#### [INFORMATION GIVEN]
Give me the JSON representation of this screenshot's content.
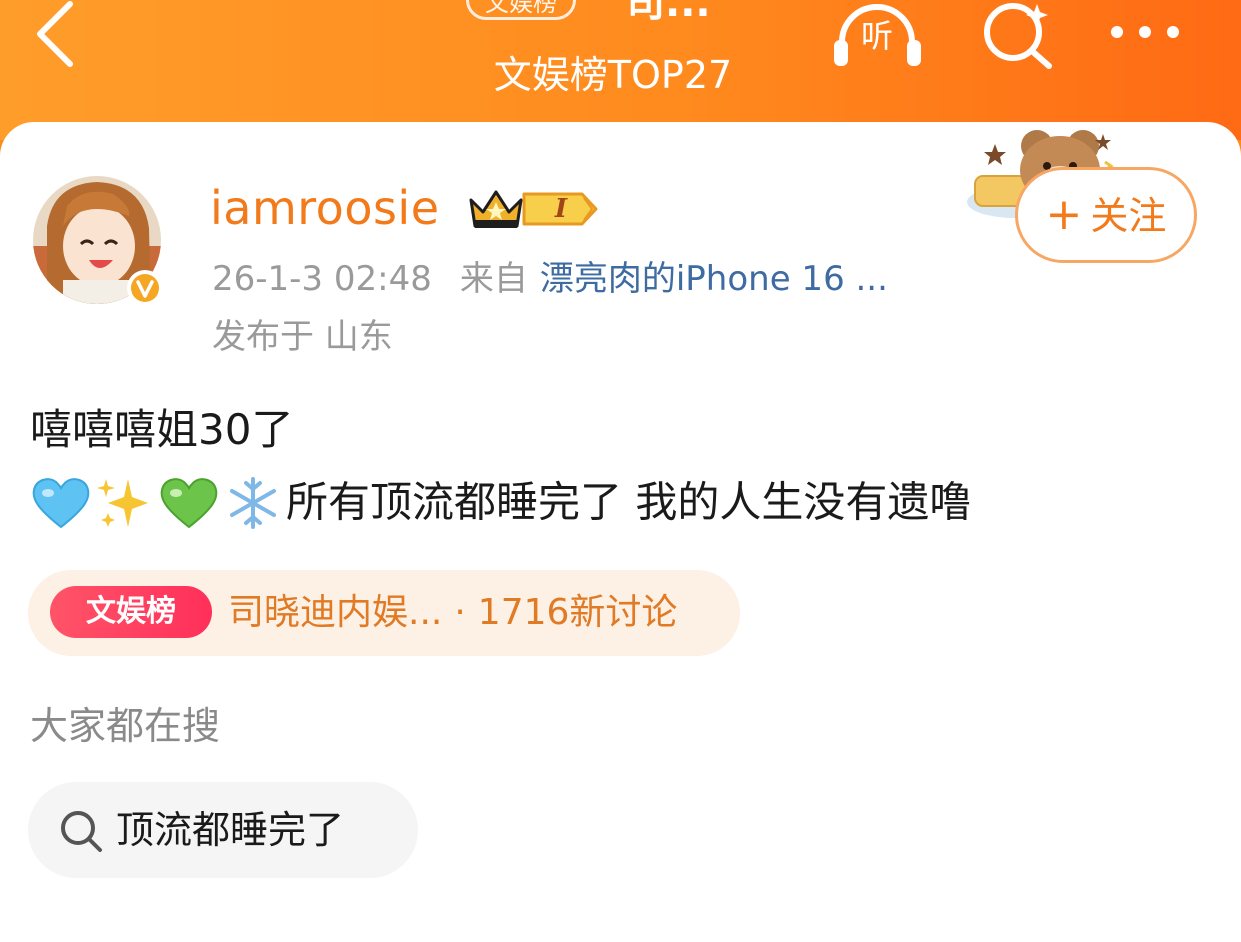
{
  "header": {
    "badge": "文娱榜",
    "title": "司...",
    "subtitle": "文娱榜TOP27",
    "listen_label": "听"
  },
  "post": {
    "username": "iamroosie",
    "level": "I",
    "time": "26-1-3 02:48",
    "from_label": "来自",
    "device": "漂亮肉的iPhone 16 ...",
    "location": "发布于 山东",
    "follow_label": "关注",
    "line1": "嘻嘻嘻姐30了",
    "line2_text": "所有顶流都睡完了 我的人生没有遗噜",
    "emojis": [
      "blue-heart",
      "sparkles",
      "green-heart",
      "snowflake"
    ]
  },
  "hot": {
    "tag": "文娱榜",
    "topic": "司晓迪内娱...",
    "separator": "·",
    "discussion": "1716新讨论"
  },
  "related": {
    "title": "大家都在搜",
    "chip": "顶流都睡完了"
  },
  "colors": {
    "header_orange": "#ff8a1e",
    "username": "#f27a1a",
    "device_link": "#3e6ba2",
    "hot_tag": "#ff2f5a"
  }
}
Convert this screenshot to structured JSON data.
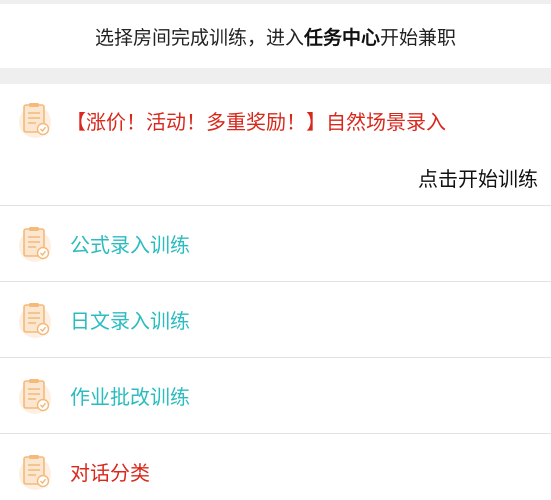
{
  "header": {
    "prefix": "选择房间完成训练，进入",
    "highlight": "任务中心",
    "suffix": "开始兼职"
  },
  "promo": {
    "title": "【涨价！活动！多重奖励！】自然场景录入",
    "start_label": "点击开始训练",
    "icon": "clipboard-check-icon",
    "title_color": "#d8281c"
  },
  "items": [
    {
      "label": "公式录入训练",
      "color": "#2bbcc0",
      "icon": "clipboard-check-icon"
    },
    {
      "label": "日文录入训练",
      "color": "#2bbcc0",
      "icon": "clipboard-check-icon"
    },
    {
      "label": "作业批改训练",
      "color": "#2bbcc0",
      "icon": "clipboard-check-icon"
    },
    {
      "label": "对话分类",
      "color": "#d8281c",
      "icon": "clipboard-check-icon"
    }
  ],
  "colors": {
    "accent_teal": "#2bbcc0",
    "accent_red": "#d8281c",
    "icon_orange": "#f5b97a"
  }
}
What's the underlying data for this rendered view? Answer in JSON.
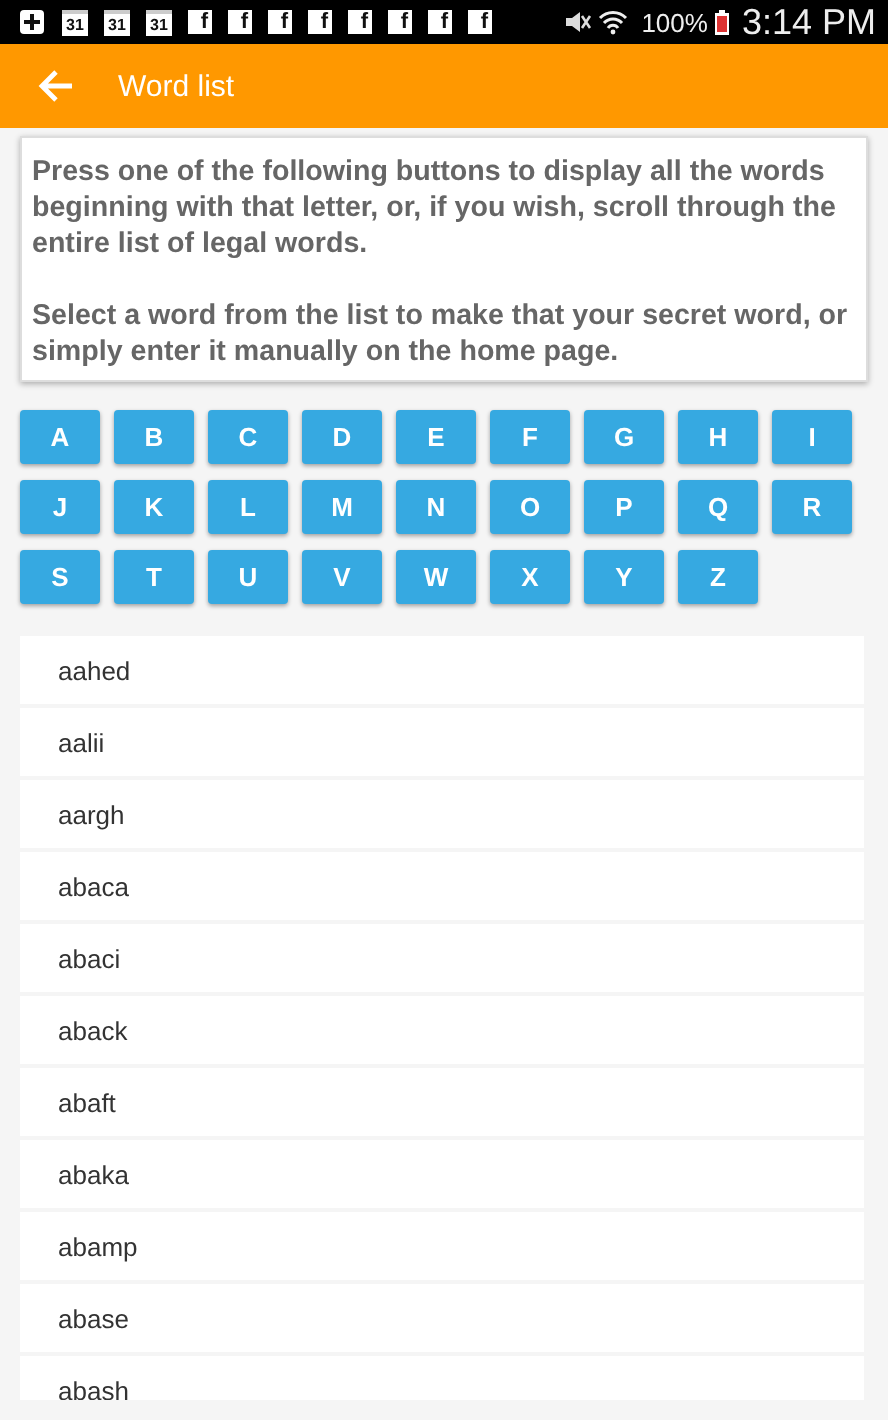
{
  "status_bar": {
    "notifications": [
      {
        "kind": "add"
      },
      {
        "kind": "calendar",
        "text": "31"
      },
      {
        "kind": "calendar",
        "text": "31"
      },
      {
        "kind": "calendar",
        "text": "31"
      },
      {
        "kind": "app",
        "text": "f"
      },
      {
        "kind": "app",
        "text": "f"
      },
      {
        "kind": "app",
        "text": "f"
      },
      {
        "kind": "app",
        "text": "f"
      },
      {
        "kind": "app",
        "text": "f"
      },
      {
        "kind": "app",
        "text": "f"
      },
      {
        "kind": "app",
        "text": "f"
      },
      {
        "kind": "app",
        "text": "f"
      }
    ],
    "battery": "100%",
    "time": "3:14 PM"
  },
  "app_bar": {
    "title": "Word list"
  },
  "instructions": [
    "Press one of the following buttons to display all the words beginning with that letter, or, if you wish, scroll through the entire list of legal words.",
    "Select a word from the list to make that your secret word, or simply enter it manually on the home page."
  ],
  "letters": [
    "A",
    "B",
    "C",
    "D",
    "E",
    "F",
    "G",
    "H",
    "I",
    "J",
    "K",
    "L",
    "M",
    "N",
    "O",
    "P",
    "Q",
    "R",
    "S",
    "T",
    "U",
    "V",
    "W",
    "X",
    "Y",
    "Z"
  ],
  "words": [
    "aahed",
    "aalii",
    "aargh",
    "abaca",
    "abaci",
    "aback",
    "abaft",
    "abaka",
    "abamp",
    "abase",
    "abash"
  ]
}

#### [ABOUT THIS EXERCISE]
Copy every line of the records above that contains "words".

#### [RESPONSE AREA]
    "Press one of the following buttons to display all the words beginning with that letter, or, if you wish, scroll through the entire list of legal words.",
  "words": [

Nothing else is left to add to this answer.